Copy every line from the records below that holds the word "assignee".
═════ Records to use
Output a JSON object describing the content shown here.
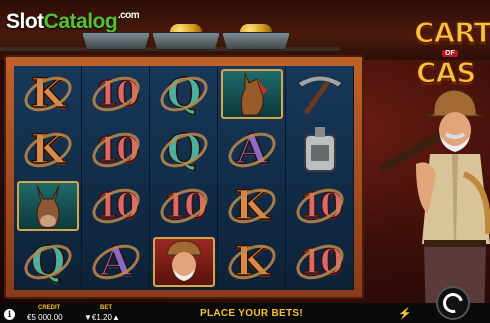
{
  "watermark": {
    "part_a": "Slot",
    "part_b": "Catalog",
    "suffix": ".com"
  },
  "game_title": {
    "line1": "CART",
    "line2": "OF",
    "line3": "CAS"
  },
  "reels": [
    [
      "K",
      "K",
      "mule",
      "Q"
    ],
    [
      "10",
      "10",
      "10",
      "A"
    ],
    [
      "Q",
      "Q",
      "10",
      "miner"
    ],
    [
      "horse",
      "A",
      "K",
      "K"
    ],
    [
      "pickaxe",
      "flask",
      "10",
      "10"
    ]
  ],
  "status_message": "PLACE YOUR BETS!",
  "credit": {
    "label": "CREDIT",
    "value": "€5 000.00"
  },
  "bet": {
    "label": "BET",
    "value": "€1.20"
  },
  "icons": [
    "info-icon",
    "bolt-icon",
    "spin-icon",
    "minecart-icon"
  ],
  "colors": {
    "accent": "#f2c230",
    "frame": "#c0612a",
    "reel_bg": "#102a45"
  }
}
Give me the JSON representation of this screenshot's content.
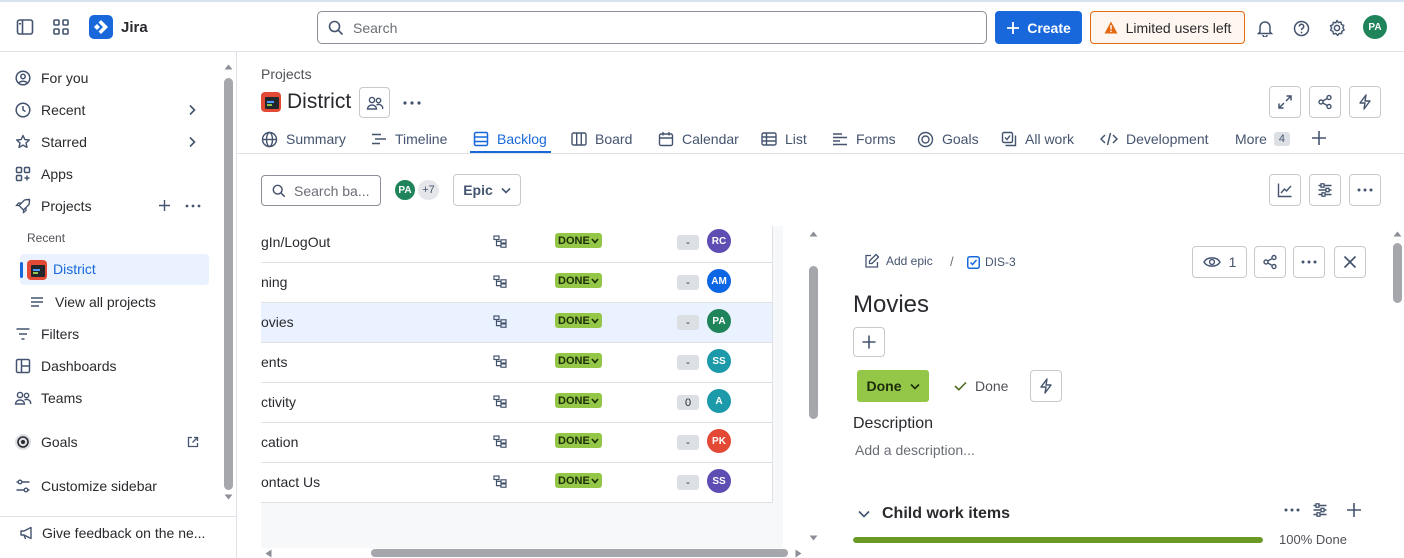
{
  "topbar": {
    "app_name": "Jira",
    "search_placeholder": "Search",
    "create_label": "Create",
    "limited_label": "Limited users left",
    "user_initials": "PA"
  },
  "sidebar": {
    "for_you": "For you",
    "recent": "Recent",
    "starred": "Starred",
    "apps": "Apps",
    "projects": "Projects",
    "recent_heading": "Recent",
    "district": "District",
    "view_all": "View all projects",
    "filters": "Filters",
    "dashboards": "Dashboards",
    "teams": "Teams",
    "goals": "Goals",
    "customize": "Customize sidebar",
    "feedback": "Give feedback on the ne..."
  },
  "project": {
    "breadcrumb": "Projects",
    "name": "District",
    "tabs": {
      "summary": "Summary",
      "timeline": "Timeline",
      "backlog": "Backlog",
      "board": "Board",
      "calendar": "Calendar",
      "list": "List",
      "forms": "Forms",
      "goals": "Goals",
      "all_work": "All work",
      "development": "Development",
      "more": "More",
      "more_count": "4"
    }
  },
  "toolbar": {
    "search_placeholder": "Search ba...",
    "avatar": "PA",
    "extra_count": "+7",
    "epic_label": "Epic"
  },
  "rows": [
    {
      "name": "gIn/LogOut",
      "status": "DONE",
      "estimate": "-",
      "assignee": "RC",
      "color": "#5e4db2"
    },
    {
      "name": "ning",
      "status": "DONE",
      "estimate": "-",
      "assignee": "AM",
      "color": "#0c66e4"
    },
    {
      "name": "ovies",
      "status": "DONE",
      "estimate": "-",
      "assignee": "PA",
      "color": "#1f845a"
    },
    {
      "name": "ents",
      "status": "DONE",
      "estimate": "-",
      "assignee": "SS",
      "color": "#1d9aaa"
    },
    {
      "name": "ctivity",
      "status": "DONE",
      "estimate": "0",
      "assignee": "A",
      "color": "#1d9aaa"
    },
    {
      "name": "cation",
      "status": "DONE",
      "estimate": "-",
      "assignee": "PK",
      "color": "#e34935"
    },
    {
      "name": "ontact Us",
      "status": "DONE",
      "estimate": "-",
      "assignee": "SS",
      "color": "#5e4db2"
    }
  ],
  "detail": {
    "add_epic": "Add epic",
    "separator": "/",
    "key": "DIS-3",
    "watch_count": "1",
    "title": "Movies",
    "status_button": "Done",
    "resolution": "Done",
    "description_heading": "Description",
    "description_placeholder": "Add a description...",
    "child_heading": "Child work items",
    "progress_label": "100% Done",
    "progress_fraction": 1.0
  }
}
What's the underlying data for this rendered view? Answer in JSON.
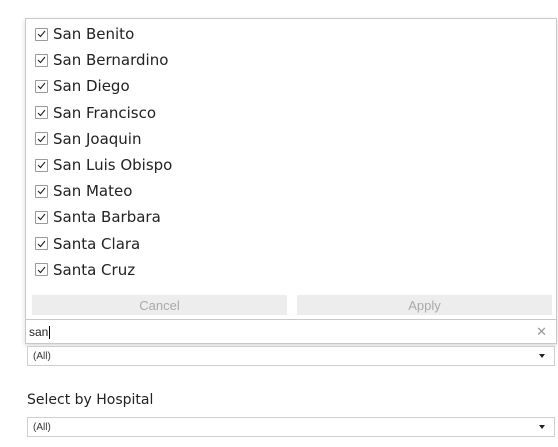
{
  "filter_popup": {
    "items": [
      {
        "label": "San Benito",
        "checked": true
      },
      {
        "label": "San Bernardino",
        "checked": true
      },
      {
        "label": "San Diego",
        "checked": true
      },
      {
        "label": "San Francisco",
        "checked": true
      },
      {
        "label": "San Joaquin",
        "checked": true
      },
      {
        "label": "San Luis Obispo",
        "checked": true
      },
      {
        "label": "San Mateo",
        "checked": true
      },
      {
        "label": "Santa Barbara",
        "checked": true
      },
      {
        "label": "Santa Clara",
        "checked": true
      },
      {
        "label": "Santa Cruz",
        "checked": true
      }
    ],
    "cancel_label": "Cancel",
    "apply_label": "Apply",
    "search_value": "san",
    "clear_icon": "close-icon"
  },
  "county_dropdown": {
    "value": "(All)"
  },
  "hospital_filter": {
    "label": "Select by Hospital",
    "value": "(All)"
  },
  "colors": {
    "checkbox_border": "#9a9a9a",
    "button_bg": "#ededed",
    "button_text": "#a9a9a9"
  }
}
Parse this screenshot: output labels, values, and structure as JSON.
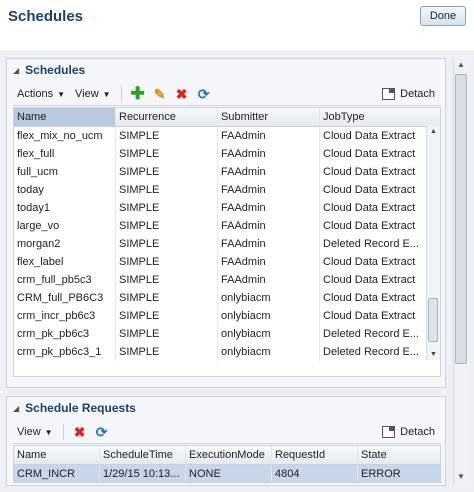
{
  "page": {
    "title": "Schedules",
    "done_label": "Done"
  },
  "schedules_panel": {
    "title": "Schedules",
    "toolbar": {
      "actions_label": "Actions",
      "view_label": "View",
      "detach_label": "Detach"
    },
    "columns": [
      "Name",
      "Recurrence",
      "Submitter",
      "JobType"
    ],
    "rows": [
      [
        "flex_mix_no_ucm",
        "SIMPLE",
        "FAAdmin",
        "Cloud Data Extract"
      ],
      [
        "flex_full",
        "SIMPLE",
        "FAAdmin",
        "Cloud Data Extract"
      ],
      [
        "full_ucm",
        "SIMPLE",
        "FAAdmin",
        "Cloud Data Extract"
      ],
      [
        "today",
        "SIMPLE",
        "FAAdmin",
        "Cloud Data Extract"
      ],
      [
        "today1",
        "SIMPLE",
        "FAAdmin",
        "Cloud Data Extract"
      ],
      [
        "large_vo",
        "SIMPLE",
        "FAAdmin",
        "Cloud Data Extract"
      ],
      [
        "morgan2",
        "SIMPLE",
        "FAAdmin",
        "Deleted Record E..."
      ],
      [
        "flex_label",
        "SIMPLE",
        "FAAdmin",
        "Cloud Data Extract"
      ],
      [
        "crm_full_pb5c3",
        "SIMPLE",
        "FAAdmin",
        "Cloud Data Extract"
      ],
      [
        "CRM_full_PB6C3",
        "SIMPLE",
        "onlybiacm",
        "Cloud Data Extract"
      ],
      [
        "crm_incr_pb6c3",
        "SIMPLE",
        "onlybiacm",
        "Cloud Data Extract"
      ],
      [
        "crm_pk_pb6c3",
        "SIMPLE",
        "onlybiacm",
        "Deleted Record E..."
      ],
      [
        "crm_pk_pb6c3_1",
        "SIMPLE",
        "onlybiacm",
        "Deleted Record E..."
      ]
    ]
  },
  "requests_panel": {
    "title": "Schedule Requests",
    "toolbar": {
      "view_label": "View",
      "detach_label": "Detach"
    },
    "columns": [
      "Name",
      "ScheduleTime",
      "ExecutionMode",
      "RequestId",
      "State"
    ],
    "rows": [
      [
        "CRM_INCR",
        "1/29/15 10:13...",
        "NONE",
        "4804",
        "ERROR"
      ]
    ]
  },
  "icons": {
    "add": "add-icon",
    "edit": "pencil-icon",
    "delete": "delete-x-icon",
    "refresh": "refresh-icon",
    "detach": "detach-icon"
  }
}
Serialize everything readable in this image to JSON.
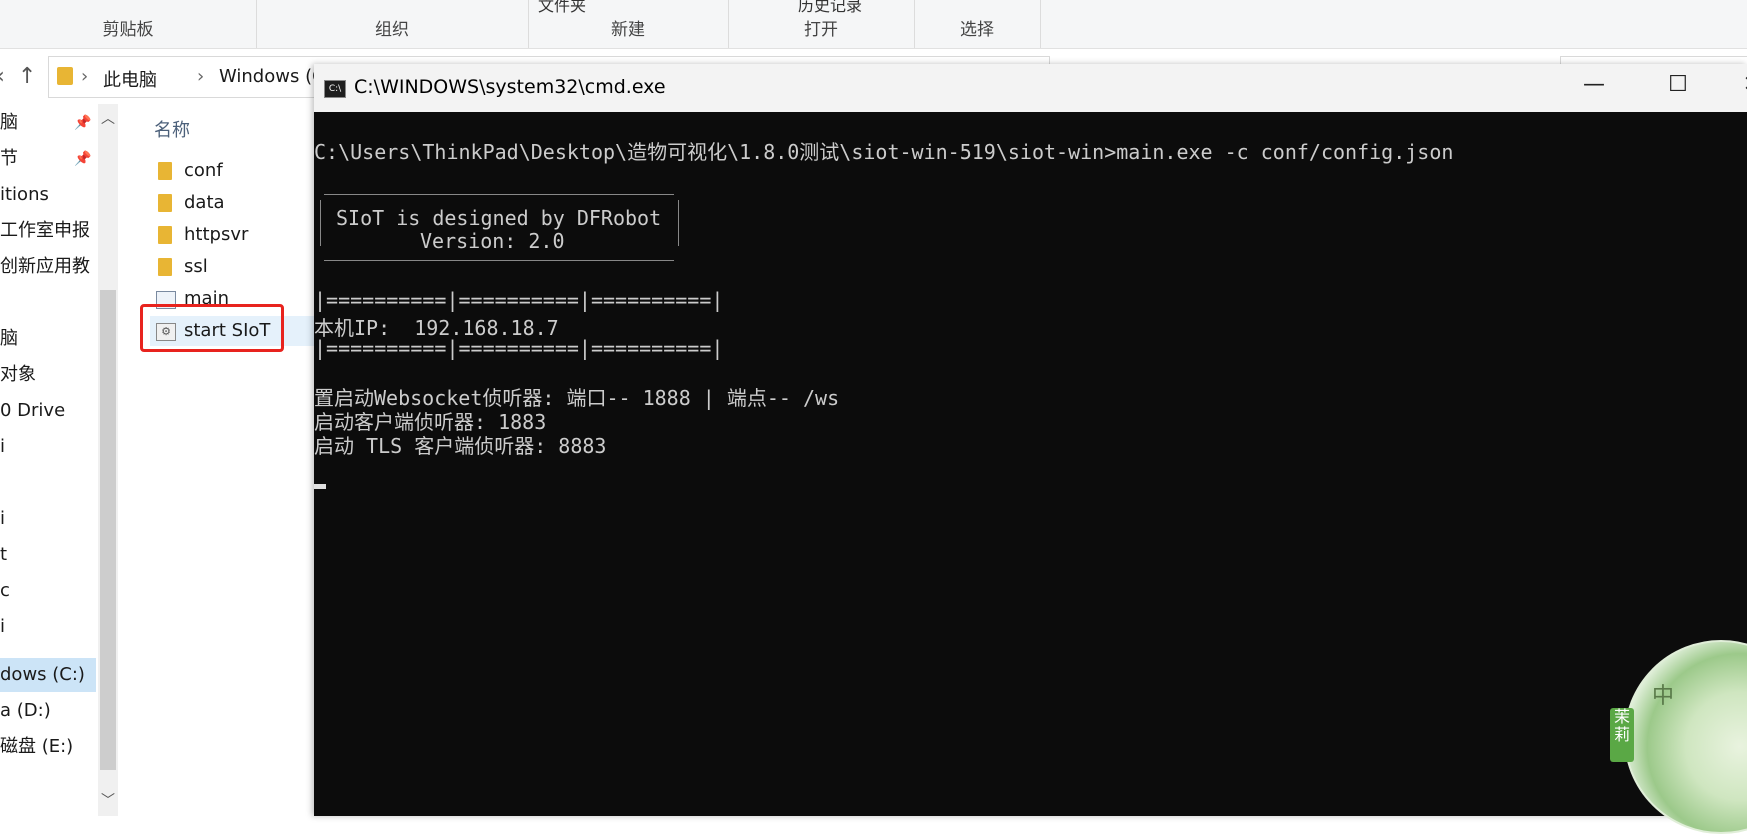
{
  "ribbon": {
    "groups": [
      {
        "label": "剪贴板"
      },
      {
        "label": "组织"
      },
      {
        "label": "新建"
      },
      {
        "label": "打开"
      },
      {
        "label": "选择"
      }
    ],
    "cut_top_labels": [
      "文件夹",
      "历史记录"
    ]
  },
  "address": {
    "segments": [
      "此电脑",
      "Windows (C:)"
    ]
  },
  "nav_pane": {
    "items": [
      {
        "label": "脑",
        "pinned": true
      },
      {
        "label": "节",
        "pinned": true
      },
      {
        "label": "itions"
      },
      {
        "label": "工作室申报"
      },
      {
        "label": "创新应用教"
      },
      {
        "label": ""
      },
      {
        "label": "脑"
      },
      {
        "label": "对象"
      },
      {
        "label": "0 Drive"
      },
      {
        "label": "i"
      },
      {
        "label": ""
      },
      {
        "label": "i"
      },
      {
        "label": "t"
      },
      {
        "label": "c"
      },
      {
        "label": "i"
      },
      {
        "label": "dows (C:)",
        "selected": true
      },
      {
        "label": "a (D:)"
      },
      {
        "label": "磁盘 (E:)"
      }
    ]
  },
  "file_list": {
    "column_header": "名称",
    "items": [
      {
        "name": "conf",
        "type": "folder"
      },
      {
        "name": "data",
        "type": "folder"
      },
      {
        "name": "httpsvr",
        "type": "folder"
      },
      {
        "name": "ssl",
        "type": "folder"
      },
      {
        "name": "main",
        "type": "exe"
      },
      {
        "name": "start SIoT",
        "type": "batch",
        "selected": true
      }
    ]
  },
  "cmd": {
    "title": "C:\\WINDOWS\\system32\\cmd.exe",
    "icon": "C:\\",
    "lines": {
      "command": "C:\\Users\\ThinkPad\\Desktop\\造物可视化\\1.8.0测试\\siot-win-519\\siot-win>main.exe -c conf/config.json",
      "banner1": "SIoT is designed by DFRobot",
      "banner2": "Version: 2.0",
      "sep1": "|==========|==========|==========|",
      "ip": "本机IP:  192.168.18.7",
      "sep2": "|==========|==========|==========|",
      "ws": "置启动Websocket侦听器: 端口-- 1888 | 端点-- /ws",
      "client": "启动客户端侦听器: 1883",
      "tls": "启动 TLS 客户端侦听器: 8883"
    }
  },
  "window_controls": {
    "minimize": "—",
    "maximize": "☐",
    "close": "✕"
  },
  "deco": {
    "tag": "茉莉",
    "char": "中"
  }
}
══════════
Exercise output
      "assignee": "RC",
      "assignee": "AM",
      "assignee": "PA",
      "assignee": "SS",
      "assignee": "A",
      "assignee": "PK",
      "assignee": "SS",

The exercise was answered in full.